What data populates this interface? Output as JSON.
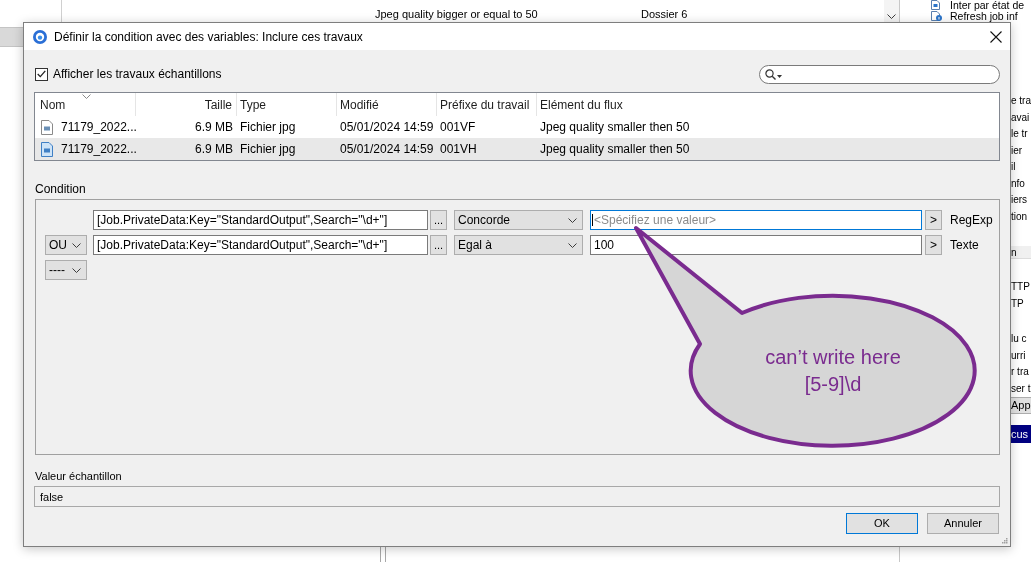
{
  "background": {
    "list_row": {
      "column_1": "Jpeg quality bigger or equal to 50",
      "column_2": "Dossier 6"
    },
    "side_panel": {
      "items": [
        {
          "label": "Inter par état de"
        },
        {
          "label": "Refresh job inf"
        }
      ],
      "groups": [
        {
          "items": [
            {
              "kind": "text",
              "text": "e tra"
            },
            {
              "kind": "text",
              "text": "avai"
            },
            {
              "kind": "text",
              "text": "le tr"
            },
            {
              "kind": "text",
              "text": "ier"
            },
            {
              "kind": "text",
              "text": "il"
            },
            {
              "kind": "text",
              "text": "nfo"
            },
            {
              "kind": "text",
              "text": "iers"
            },
            {
              "kind": "text",
              "text": "tion"
            }
          ]
        },
        {
          "items": [
            {
              "kind": "header",
              "text": "n"
            }
          ]
        },
        {
          "items": [
            {
              "kind": "text",
              "text": "TTP"
            },
            {
              "kind": "text",
              "text": "TP"
            }
          ]
        },
        {
          "items": [
            {
              "kind": "text",
              "text": "lu c"
            },
            {
              "kind": "text",
              "text": "urri"
            },
            {
              "kind": "text",
              "text": "r tra"
            },
            {
              "kind": "text",
              "text": "ser t"
            },
            {
              "kind": "button",
              "text": "App"
            }
          ]
        },
        {
          "items": [
            {
              "kind": "highlight",
              "text": "cus"
            }
          ]
        }
      ]
    }
  },
  "dialog": {
    "title": "Définir la condition avec des variables: Inclure ces travaux",
    "show_samples": {
      "label": "Afficher les travaux échantillons",
      "checked": true
    },
    "file_table": {
      "columns": [
        {
          "label": "Nom",
          "sorted": true
        },
        {
          "label": "Taille",
          "sorted": false
        },
        {
          "label": "Type",
          "sorted": false
        },
        {
          "label": "Modifié",
          "sorted": false
        },
        {
          "label": "Préfixe du travail",
          "sorted": false
        },
        {
          "label": "Elément du flux",
          "sorted": false
        }
      ],
      "rows": [
        {
          "selected": false,
          "cells": [
            "71179_2022...",
            "6.9 MB",
            "Fichier jpg",
            "05/01/2024 14:59",
            "001VF",
            "Jpeg quality smaller then 50"
          ]
        },
        {
          "selected": true,
          "cells": [
            "71179_2022...",
            "6.9 MB",
            "Fichier jpg",
            "05/01/2024 14:59",
            "001VH",
            "Jpeg quality smaller then 50"
          ]
        }
      ]
    },
    "condition": {
      "label": "Condition",
      "rows": [
        {
          "kind": "condition",
          "variable": "[Job.PrivateData:Key=\"StandardOutput\",Search=\"\\d+\"]",
          "browse": "...",
          "operator": "Concorde",
          "value_placeholder": "<Spécifiez une valeur>",
          "focused": true,
          "insert": ">",
          "value_type": "RegExp"
        },
        {
          "kind": "condition",
          "connector": "OU",
          "variable": "[Job.PrivateData:Key=\"StandardOutput\",Search=\"\\d+\"]",
          "browse": "...",
          "operator": "Egal à",
          "value": "100",
          "focused": false,
          "insert": ">",
          "value_type": "Texte"
        },
        {
          "kind": "connector",
          "connector": "----"
        }
      ]
    },
    "sample_value": {
      "label": "Valeur échantillon",
      "value": "false"
    },
    "buttons": [
      {
        "label": "OK",
        "default": true
      },
      {
        "label": "Annuler",
        "default": false
      }
    ]
  },
  "annotation": {
    "text": "can’t write here\n[5-9]\\d"
  }
}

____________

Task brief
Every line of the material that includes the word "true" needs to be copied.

Solution for this task
      "checked": true
          "sorted": true
          "selected": true,
          "focused": true,
        "default": true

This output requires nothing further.